(Supplied records)
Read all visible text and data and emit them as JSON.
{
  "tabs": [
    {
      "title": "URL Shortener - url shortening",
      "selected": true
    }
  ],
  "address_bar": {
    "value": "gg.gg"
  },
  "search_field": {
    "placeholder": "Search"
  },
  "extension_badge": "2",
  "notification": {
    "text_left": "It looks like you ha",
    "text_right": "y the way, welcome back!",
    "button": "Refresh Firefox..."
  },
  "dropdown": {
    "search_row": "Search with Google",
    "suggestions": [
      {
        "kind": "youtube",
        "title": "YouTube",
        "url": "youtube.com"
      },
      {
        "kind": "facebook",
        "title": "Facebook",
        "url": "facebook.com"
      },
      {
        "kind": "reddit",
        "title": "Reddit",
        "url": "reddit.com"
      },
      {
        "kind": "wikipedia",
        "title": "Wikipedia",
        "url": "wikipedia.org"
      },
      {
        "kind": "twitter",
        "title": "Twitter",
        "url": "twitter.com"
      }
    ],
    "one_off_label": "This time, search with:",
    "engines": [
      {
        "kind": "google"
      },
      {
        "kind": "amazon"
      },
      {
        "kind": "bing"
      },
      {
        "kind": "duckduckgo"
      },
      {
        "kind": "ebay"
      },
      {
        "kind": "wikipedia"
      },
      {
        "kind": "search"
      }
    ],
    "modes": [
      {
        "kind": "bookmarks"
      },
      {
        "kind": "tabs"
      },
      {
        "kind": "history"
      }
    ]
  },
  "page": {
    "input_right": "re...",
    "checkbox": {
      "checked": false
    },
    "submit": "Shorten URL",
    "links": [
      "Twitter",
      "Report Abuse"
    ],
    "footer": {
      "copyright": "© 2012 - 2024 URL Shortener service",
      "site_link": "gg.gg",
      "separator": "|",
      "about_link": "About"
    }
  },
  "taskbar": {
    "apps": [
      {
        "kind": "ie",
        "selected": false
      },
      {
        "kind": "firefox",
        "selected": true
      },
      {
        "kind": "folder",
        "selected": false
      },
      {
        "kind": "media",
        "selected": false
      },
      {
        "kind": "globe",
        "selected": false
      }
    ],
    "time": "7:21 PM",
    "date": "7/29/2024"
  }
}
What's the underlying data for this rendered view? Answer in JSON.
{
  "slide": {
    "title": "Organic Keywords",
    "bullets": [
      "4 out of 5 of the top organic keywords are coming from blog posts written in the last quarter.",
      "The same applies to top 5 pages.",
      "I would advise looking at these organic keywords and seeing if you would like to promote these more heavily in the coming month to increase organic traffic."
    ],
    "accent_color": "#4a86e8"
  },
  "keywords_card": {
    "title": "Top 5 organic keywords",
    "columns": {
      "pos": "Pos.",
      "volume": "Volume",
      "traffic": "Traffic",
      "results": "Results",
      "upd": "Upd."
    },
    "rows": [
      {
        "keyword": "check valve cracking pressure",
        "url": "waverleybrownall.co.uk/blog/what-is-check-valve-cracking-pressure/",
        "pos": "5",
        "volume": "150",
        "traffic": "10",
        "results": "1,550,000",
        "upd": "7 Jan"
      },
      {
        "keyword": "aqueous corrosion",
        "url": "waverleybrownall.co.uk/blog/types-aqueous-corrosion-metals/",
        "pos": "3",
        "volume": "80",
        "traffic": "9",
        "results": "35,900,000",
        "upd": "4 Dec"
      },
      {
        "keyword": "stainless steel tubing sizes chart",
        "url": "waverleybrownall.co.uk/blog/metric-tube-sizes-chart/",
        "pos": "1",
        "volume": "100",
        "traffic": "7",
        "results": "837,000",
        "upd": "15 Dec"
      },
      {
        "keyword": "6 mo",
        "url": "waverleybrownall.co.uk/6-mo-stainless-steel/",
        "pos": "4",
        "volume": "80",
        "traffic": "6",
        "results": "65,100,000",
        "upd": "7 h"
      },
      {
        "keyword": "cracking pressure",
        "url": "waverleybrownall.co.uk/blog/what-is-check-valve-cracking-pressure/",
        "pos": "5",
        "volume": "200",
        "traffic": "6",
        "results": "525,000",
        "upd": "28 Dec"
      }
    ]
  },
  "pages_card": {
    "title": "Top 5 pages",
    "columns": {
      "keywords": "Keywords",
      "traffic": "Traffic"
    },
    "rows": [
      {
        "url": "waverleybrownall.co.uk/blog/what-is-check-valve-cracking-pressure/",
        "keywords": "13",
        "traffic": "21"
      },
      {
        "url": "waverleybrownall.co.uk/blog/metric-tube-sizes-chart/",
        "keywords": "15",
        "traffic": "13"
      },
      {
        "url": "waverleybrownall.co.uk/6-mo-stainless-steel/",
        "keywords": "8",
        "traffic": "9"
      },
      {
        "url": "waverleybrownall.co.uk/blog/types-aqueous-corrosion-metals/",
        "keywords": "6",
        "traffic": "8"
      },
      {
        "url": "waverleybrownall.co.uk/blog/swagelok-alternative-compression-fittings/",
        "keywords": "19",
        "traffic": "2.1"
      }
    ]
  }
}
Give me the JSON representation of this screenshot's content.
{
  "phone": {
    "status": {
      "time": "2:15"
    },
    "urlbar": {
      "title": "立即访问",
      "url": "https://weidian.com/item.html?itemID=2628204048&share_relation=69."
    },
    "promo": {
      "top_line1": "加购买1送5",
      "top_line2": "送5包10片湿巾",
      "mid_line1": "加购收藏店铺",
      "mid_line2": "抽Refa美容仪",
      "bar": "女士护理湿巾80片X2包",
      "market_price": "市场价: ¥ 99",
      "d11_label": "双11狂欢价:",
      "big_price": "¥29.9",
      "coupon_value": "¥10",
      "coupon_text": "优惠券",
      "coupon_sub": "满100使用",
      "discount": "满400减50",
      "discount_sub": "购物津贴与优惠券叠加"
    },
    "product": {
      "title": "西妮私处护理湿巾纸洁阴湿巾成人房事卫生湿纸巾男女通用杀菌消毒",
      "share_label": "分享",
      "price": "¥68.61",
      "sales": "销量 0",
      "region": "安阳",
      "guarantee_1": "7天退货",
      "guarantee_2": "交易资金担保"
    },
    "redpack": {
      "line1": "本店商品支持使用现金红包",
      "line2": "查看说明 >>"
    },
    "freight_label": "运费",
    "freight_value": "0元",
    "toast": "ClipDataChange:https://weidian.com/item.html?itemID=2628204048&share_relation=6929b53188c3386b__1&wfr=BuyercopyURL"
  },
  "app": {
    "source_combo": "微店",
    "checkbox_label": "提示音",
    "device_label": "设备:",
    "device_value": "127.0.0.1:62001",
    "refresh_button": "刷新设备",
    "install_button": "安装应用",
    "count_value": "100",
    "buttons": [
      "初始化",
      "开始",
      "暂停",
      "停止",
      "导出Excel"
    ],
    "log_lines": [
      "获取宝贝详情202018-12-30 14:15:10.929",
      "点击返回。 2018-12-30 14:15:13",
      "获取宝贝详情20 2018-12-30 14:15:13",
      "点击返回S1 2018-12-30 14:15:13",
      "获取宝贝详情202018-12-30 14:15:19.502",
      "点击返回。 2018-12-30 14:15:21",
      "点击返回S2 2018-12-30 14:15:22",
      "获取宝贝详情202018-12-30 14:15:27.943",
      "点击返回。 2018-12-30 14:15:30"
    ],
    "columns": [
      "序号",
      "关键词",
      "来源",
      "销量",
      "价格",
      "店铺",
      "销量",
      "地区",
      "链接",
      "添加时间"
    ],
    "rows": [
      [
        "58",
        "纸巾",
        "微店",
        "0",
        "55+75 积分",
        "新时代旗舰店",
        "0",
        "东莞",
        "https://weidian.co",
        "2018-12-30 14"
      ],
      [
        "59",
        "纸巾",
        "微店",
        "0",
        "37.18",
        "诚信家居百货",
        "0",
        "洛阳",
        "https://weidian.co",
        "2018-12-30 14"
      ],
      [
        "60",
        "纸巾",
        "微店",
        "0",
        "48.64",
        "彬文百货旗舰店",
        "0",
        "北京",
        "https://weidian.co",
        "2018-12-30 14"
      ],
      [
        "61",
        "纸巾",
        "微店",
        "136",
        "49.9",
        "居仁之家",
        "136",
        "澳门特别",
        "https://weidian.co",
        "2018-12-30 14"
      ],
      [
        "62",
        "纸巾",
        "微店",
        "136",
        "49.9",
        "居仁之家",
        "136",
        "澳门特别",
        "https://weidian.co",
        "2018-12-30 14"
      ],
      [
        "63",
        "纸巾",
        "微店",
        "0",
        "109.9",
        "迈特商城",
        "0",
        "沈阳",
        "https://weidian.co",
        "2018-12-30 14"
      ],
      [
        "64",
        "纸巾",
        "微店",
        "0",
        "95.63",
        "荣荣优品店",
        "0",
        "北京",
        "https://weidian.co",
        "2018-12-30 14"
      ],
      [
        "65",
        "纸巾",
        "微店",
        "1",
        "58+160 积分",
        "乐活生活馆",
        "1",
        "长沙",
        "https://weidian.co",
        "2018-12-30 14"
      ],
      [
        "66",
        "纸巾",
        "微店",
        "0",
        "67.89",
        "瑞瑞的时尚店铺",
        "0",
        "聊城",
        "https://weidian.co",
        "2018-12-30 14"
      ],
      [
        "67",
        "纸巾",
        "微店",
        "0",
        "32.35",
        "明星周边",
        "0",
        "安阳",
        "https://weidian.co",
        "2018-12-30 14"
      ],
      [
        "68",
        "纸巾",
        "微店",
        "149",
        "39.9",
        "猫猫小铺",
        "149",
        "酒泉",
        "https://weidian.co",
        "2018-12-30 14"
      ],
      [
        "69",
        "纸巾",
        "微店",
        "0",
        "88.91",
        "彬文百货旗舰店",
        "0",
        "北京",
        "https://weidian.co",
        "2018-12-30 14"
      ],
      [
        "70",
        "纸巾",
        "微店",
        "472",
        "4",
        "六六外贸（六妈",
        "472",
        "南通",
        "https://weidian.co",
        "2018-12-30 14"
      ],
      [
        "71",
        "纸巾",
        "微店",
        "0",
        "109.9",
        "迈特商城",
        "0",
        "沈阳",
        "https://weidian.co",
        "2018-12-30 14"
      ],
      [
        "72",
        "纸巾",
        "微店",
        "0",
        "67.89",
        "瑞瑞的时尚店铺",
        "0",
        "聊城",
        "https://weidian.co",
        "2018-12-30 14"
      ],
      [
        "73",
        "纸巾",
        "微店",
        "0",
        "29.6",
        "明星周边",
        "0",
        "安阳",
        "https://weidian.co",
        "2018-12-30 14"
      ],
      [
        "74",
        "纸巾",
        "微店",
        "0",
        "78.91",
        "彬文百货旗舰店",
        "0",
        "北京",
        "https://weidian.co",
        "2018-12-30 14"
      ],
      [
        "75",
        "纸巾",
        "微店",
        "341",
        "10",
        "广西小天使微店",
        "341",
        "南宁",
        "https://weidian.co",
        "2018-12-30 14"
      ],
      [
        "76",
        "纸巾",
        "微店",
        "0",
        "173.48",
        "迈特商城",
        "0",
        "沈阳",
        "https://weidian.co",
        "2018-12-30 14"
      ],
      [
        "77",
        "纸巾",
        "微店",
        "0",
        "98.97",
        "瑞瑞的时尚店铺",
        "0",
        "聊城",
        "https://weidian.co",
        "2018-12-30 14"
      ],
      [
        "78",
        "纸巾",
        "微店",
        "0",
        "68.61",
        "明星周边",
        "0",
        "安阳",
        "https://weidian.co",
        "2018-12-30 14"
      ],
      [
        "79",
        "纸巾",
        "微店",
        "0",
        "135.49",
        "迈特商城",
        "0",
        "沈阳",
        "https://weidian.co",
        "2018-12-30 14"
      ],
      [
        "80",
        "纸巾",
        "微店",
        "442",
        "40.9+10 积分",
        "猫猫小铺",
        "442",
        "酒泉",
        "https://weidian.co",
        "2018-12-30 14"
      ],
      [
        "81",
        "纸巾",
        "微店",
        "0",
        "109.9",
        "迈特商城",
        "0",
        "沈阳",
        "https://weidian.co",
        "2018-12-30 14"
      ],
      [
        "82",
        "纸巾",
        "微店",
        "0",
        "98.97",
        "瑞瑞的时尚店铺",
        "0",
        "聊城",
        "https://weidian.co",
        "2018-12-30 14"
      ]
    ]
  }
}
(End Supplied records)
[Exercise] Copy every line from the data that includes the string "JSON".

[Finished exercise]
Read all visible text and data and emit them as JSON.
What's the underlying data for this rendered view? Answer in JSON.
Give me the JSON representation of this screenshot's content.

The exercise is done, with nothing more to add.